Here, I consider the simplest and probably most practical anisotropic model, that is, a transversely isotropic (TI) medium with a vertical symmetry axis. Although more complicated kinds of anisotropies can exist (i.e., orthrohombic anisotropy), the large amount of shales present in the subsurface implies that the TI model has the most influence on P-wave data Banik (1984).
In homogeneous transversely isotropic media with a vertical symmetry axis (VTI media), P- and SV-waves can be described by the vertical velocities VP0 and VS0 of P- and S-waves, respectively, and two dimensionless parameters and Thomsen (1986).
Alkhalifah (1997a) demonstrated that P-wave velocity and traveltime are practically independent of VS0, even for strong anisotropy. This implies that, for practical purposes, P-wave kinematic signatures is a function of just three parameters: VP0, , and .
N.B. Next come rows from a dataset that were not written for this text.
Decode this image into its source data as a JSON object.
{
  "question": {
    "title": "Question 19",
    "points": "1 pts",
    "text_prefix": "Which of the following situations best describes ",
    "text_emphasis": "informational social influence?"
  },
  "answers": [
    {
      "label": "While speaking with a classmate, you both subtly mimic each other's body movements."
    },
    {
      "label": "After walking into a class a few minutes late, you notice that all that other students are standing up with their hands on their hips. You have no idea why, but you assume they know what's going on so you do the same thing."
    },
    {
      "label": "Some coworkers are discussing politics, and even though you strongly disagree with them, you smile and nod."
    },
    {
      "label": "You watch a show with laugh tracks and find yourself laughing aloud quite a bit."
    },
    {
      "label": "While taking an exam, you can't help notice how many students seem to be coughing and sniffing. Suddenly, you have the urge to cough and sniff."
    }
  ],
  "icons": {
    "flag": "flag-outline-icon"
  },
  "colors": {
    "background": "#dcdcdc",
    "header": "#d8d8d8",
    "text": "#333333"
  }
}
Alkhalifah and Tsvankin (1995) further demonstrated that a new representation in terms of just two parameters is sufficient for performing all time-related processing, such as normal moveout correction (including non-hyperbolic moveout correction, if necessary), dip-moveout correction, and prestack and post-stack time migration. These two parameters are the normal-moveout velocity for a horizontal reflector